    Great points Brett. And again, market interventionism by the gov't but on whose behalf and self interests?
     
  14. moreluck

    moreluck golden ticket member

    The reason most women don't want a diesel engine is all the black marks on the white/light color car from the filthy black exhaust. It's disguting looking.

    It's all about the looks.
     
  15. bbsam

    bbsam Moderator Staff Member

    Diesel fuel does indeed contain more energy, but also burns dirtier requiring some very expensive add-ons to the vehicle to pass emissions. Add to that more expensive tune-ups and more expensive fuel and very soon it becomes evident that the cost far out-weighs the benefits. And to Wk's point about self fueling a vehicle, we had a contractor do it for a year with two trucks and it is a very time consuming, messy, and frustrating ordeal so I don't think that's anyone's main objection. You simply wont find that many people willing to take on that task.
     
  16. brett636

    brett636 Well-Known Member

    Those expensive add-ons are the very government requirements that keep us from getting some of the more efficient diesel cars that are found elsewhere in the world. As far as the cost goes there was a study that shows diesel car owners recoup the extra costs of the diesel vehicle faster than that of a hybrid.
    Study Shows Diesel Engines Recuperate Extra Cost Quickly
     
  17. bbsam

    bbsam Moderator Staff Member

    If you frequent diesel pickup sites, you will find the recouping of cost discussion ad nauseum. It seems a consensus is never reached. And why compare diesel only to hybrid? Gasoline tech is quickly eroding the advantages of diesel. And yes, I own a diesel pickup.
     
  18. Lue C Fur

    Lue C Fur Evil member

    Resale values are better for Diesels...plus the Torque is addictive.
     
  19. bbsam

    bbsam Moderator Staff Member

    Torque is nice but to be honest, I've never come close to using all that my truck has which makes me wonder what the appeal of a small pickup with a diesel would be. Not gonna impress the fellas onthe jobsit that's for sure.
     
  20. brett636

    brett636 Well-Known Member

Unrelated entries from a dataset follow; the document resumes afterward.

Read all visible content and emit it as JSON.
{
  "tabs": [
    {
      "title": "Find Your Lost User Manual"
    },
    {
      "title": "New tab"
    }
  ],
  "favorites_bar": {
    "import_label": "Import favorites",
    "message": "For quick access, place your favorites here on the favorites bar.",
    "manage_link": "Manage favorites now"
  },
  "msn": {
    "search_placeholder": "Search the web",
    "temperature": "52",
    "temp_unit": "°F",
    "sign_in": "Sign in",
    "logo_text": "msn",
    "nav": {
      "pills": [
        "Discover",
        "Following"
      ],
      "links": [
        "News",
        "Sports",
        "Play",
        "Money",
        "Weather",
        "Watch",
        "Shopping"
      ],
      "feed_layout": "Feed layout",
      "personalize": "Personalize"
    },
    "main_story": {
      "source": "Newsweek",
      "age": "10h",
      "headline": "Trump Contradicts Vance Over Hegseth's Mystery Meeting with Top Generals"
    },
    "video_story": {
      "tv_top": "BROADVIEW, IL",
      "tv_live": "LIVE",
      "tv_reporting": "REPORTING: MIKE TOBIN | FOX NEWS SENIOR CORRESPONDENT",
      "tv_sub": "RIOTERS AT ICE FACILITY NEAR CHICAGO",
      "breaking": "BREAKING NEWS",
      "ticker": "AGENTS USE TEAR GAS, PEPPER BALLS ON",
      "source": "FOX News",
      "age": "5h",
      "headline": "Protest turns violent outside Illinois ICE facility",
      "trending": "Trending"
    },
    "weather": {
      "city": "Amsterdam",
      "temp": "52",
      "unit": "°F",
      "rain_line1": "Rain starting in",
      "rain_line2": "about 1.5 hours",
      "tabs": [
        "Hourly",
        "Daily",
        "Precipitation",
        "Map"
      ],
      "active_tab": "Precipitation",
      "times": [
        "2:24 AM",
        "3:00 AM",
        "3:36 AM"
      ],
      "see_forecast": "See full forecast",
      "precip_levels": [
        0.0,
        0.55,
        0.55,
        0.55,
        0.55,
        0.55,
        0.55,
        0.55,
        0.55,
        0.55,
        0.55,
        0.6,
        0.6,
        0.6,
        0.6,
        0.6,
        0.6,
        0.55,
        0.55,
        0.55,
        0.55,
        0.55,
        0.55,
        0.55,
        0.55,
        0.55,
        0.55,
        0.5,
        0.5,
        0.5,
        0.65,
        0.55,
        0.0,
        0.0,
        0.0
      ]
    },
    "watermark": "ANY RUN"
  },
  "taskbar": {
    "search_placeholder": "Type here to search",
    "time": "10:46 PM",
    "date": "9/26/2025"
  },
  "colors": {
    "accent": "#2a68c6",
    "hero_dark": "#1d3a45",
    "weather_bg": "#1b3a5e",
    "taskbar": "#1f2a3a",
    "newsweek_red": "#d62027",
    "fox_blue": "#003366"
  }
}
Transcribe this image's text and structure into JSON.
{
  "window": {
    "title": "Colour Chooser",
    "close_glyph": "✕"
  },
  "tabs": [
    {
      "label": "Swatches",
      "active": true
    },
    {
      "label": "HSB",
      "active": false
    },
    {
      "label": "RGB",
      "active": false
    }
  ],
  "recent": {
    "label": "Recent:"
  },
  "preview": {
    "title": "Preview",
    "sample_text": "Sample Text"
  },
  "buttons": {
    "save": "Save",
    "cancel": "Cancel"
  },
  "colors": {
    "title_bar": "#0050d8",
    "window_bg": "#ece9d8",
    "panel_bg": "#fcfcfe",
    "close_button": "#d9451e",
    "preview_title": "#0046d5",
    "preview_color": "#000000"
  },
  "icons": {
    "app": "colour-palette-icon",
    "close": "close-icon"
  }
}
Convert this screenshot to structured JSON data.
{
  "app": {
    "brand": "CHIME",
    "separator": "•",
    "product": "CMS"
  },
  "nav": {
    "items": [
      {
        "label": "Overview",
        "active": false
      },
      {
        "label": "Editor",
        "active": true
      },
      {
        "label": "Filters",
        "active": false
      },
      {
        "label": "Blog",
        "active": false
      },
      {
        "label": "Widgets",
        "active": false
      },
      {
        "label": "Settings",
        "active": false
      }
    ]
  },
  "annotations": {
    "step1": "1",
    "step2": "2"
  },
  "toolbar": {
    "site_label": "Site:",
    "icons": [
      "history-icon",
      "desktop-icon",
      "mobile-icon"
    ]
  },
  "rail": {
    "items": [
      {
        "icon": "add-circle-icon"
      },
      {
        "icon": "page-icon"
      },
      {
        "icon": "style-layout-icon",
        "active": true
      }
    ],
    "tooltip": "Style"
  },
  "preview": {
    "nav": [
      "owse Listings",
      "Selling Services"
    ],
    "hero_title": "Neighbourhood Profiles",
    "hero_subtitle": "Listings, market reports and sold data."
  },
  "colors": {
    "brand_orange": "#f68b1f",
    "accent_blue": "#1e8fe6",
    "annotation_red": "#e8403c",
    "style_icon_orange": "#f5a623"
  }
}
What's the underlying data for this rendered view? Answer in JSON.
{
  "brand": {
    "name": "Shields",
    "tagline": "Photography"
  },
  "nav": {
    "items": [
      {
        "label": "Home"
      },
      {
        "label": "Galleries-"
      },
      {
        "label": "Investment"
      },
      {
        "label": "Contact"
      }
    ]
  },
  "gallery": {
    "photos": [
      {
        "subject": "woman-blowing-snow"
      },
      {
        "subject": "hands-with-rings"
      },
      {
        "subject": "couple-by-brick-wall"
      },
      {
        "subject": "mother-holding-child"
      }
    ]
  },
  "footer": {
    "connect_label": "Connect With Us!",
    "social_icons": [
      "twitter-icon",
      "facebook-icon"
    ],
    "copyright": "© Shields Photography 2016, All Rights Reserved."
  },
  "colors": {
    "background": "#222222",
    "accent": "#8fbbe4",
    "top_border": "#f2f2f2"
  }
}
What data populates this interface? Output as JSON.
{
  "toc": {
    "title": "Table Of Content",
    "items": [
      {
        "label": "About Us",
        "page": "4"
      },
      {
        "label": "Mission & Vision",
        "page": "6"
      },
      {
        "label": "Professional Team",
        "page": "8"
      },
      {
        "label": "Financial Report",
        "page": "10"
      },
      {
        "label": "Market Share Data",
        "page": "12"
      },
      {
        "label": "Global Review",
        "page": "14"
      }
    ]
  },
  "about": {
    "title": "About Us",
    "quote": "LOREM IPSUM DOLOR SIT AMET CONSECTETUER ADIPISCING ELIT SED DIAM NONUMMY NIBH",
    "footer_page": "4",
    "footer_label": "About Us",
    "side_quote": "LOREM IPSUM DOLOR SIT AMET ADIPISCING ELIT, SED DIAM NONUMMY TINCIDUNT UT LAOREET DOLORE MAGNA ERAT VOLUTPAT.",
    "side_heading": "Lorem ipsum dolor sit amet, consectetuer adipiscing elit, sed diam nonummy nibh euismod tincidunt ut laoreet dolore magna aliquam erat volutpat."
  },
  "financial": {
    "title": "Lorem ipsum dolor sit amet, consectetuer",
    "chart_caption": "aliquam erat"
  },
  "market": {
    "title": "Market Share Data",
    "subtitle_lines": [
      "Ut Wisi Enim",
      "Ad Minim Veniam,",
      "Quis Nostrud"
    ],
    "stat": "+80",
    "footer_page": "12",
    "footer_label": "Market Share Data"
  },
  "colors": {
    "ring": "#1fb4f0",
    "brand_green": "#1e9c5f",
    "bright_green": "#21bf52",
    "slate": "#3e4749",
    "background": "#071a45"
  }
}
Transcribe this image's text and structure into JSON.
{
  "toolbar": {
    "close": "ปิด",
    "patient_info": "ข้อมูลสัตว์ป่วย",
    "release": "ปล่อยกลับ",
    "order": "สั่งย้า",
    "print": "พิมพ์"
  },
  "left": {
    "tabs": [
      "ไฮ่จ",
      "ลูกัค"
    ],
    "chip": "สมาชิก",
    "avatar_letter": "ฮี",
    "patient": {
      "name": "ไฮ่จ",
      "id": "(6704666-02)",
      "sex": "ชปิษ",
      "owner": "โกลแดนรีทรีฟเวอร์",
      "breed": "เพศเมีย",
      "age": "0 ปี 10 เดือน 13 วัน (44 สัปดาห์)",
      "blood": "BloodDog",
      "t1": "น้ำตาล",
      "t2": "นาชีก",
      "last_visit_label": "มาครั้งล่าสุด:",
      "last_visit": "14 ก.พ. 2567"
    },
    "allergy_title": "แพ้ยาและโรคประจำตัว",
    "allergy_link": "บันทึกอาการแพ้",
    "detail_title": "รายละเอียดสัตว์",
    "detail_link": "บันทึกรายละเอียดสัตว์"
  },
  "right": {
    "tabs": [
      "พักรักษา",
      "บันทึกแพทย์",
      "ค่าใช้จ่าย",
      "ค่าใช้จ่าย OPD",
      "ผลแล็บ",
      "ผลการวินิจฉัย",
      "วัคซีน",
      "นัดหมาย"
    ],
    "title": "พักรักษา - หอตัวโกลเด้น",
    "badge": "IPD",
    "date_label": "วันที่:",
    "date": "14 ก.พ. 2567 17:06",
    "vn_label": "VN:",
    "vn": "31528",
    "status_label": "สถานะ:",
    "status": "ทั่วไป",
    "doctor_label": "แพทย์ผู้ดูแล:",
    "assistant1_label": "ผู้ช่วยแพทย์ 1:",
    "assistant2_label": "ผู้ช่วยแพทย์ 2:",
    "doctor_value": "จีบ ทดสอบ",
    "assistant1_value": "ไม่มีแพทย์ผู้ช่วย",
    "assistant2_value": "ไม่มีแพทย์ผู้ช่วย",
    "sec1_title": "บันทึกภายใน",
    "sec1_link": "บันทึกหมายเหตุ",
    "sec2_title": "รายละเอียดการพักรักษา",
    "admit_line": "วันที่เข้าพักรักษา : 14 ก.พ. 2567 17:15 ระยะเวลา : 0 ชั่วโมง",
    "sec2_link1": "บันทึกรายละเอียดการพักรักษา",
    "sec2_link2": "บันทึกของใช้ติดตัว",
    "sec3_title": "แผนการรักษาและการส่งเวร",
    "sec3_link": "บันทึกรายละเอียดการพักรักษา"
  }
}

    Diesel medium duty trucks and diesel passenger cars are two different animals. Most diesel trucks liked what you described get 17-20 mpg and cost north of $50k brand new. I am referring to passenger vehicles that cost around $25k or less and get near 50 mpg.